During the upcoming spring break, the Center for Judaic Holocaust and Peace Studies (CJHPS) will support a research trip of ASU's seminar on the Holocaust to the Center for Advanced Holocaust Studies and the archives of the United States Holocaust Memorial Museum (USHMM). This trip is made possible by a generous contribution by Nancy and Chuck Rosenblatt and the Rosenblatt Foundation. Assisted by USHMM archivists and CJHPS director Dr. Thomas Pegelow Kaplan, the students in HIS 3530 will conduct primary source research for their term projects, ranging from issues of Jewish resistance against the Nazi state to the role of Arab populations in the Holocaust. They will be able to draw on the massive holdings of the USHMM archives that are home to about a quarter billion pages of documents in addition to more than 65,000 interviews with Holocaust survivors.
As part of the research visit, Dr. Patricia Heberer Rice of the Division of the Senior Historian at the USHMM's Center for Advanced Holocaust Studies will give a presentation on the newest research on the Nazi regime's Euthanasia program. "Euthanasia" most commonly refers to the inducement of a painless death for terminally ill patients. Yet, the Hitler regime turned it into a euphemistic term for a relatively secret, systematic killing program that targeted state-defined mentally and physically disabled patients throughout the Reich and German-annexed territories in the East since the fall of 1939.
Dr. Heberer Rice is one of the leading scholars on the Nazi Euthanasia murders. She has been based at the Museum's Center for Advanced Holocaust Studies (former U.S. Holocaust Research Institute) since 1993. Heberer Rice completed her undergraduate degree in Historical Studies and German Language and Literature at Southern Illinois University as the graduating class' valedictorian. She conducted her doctoral studies at the Free University of Berlin and the University of Maryland (UMD)-College Park, where Heberer Rice earned a PhD based on her dissertation on the Hadamar killing facility and its role in the Euthanasia program.

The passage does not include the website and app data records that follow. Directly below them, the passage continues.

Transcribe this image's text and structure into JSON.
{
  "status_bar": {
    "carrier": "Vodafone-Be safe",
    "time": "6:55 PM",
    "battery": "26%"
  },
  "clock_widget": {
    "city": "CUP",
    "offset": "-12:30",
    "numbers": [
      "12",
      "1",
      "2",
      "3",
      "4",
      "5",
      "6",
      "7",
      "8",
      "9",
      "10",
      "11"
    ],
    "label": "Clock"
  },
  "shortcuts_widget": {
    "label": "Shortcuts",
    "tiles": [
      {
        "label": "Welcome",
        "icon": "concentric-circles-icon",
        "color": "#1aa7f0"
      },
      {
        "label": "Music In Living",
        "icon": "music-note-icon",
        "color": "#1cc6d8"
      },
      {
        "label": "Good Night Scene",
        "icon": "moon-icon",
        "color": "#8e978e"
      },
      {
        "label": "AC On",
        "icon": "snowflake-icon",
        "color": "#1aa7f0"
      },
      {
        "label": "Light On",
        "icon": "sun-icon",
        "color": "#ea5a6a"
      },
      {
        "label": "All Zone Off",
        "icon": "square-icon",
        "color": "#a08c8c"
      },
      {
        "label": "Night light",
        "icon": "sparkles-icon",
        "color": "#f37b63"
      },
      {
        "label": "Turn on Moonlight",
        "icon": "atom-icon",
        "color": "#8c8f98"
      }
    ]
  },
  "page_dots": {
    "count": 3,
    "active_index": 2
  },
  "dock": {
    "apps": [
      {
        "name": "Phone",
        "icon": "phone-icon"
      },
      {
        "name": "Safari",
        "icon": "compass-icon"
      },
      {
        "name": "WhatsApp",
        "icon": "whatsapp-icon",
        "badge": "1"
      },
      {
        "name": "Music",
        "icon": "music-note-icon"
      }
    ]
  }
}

She is the author of many articles and book chapters on the Euthanasia killings and other aspects of the Nazi state's murder programs. Dr. Heberer Rice (co-)authored two books, Children during the Holocaust, a volume in the Center's series Documenting Life and Destruction(AltaMira Press, 2011) and Atrocities on Trial: The Politics of Prosecuting War Crimes in Historical Perspective, co-edited with Jürgen Matthäus (University of Nebraska Press, 2008). With the retirement of Dr. Peter Black, Dr. Heberer Rice will assume the position of the Center's acting Senior Historian.
Thursday, March 10, 2016, at the United States Holocaust Memorial Museum in Washington, D.C. ASU alumni/-ae and members or supporters of ASU's Center for Judaic, Holocaust and Peace Studies interested in attending, please RSVP by calling 828.262.2311 or emailing email@example.com.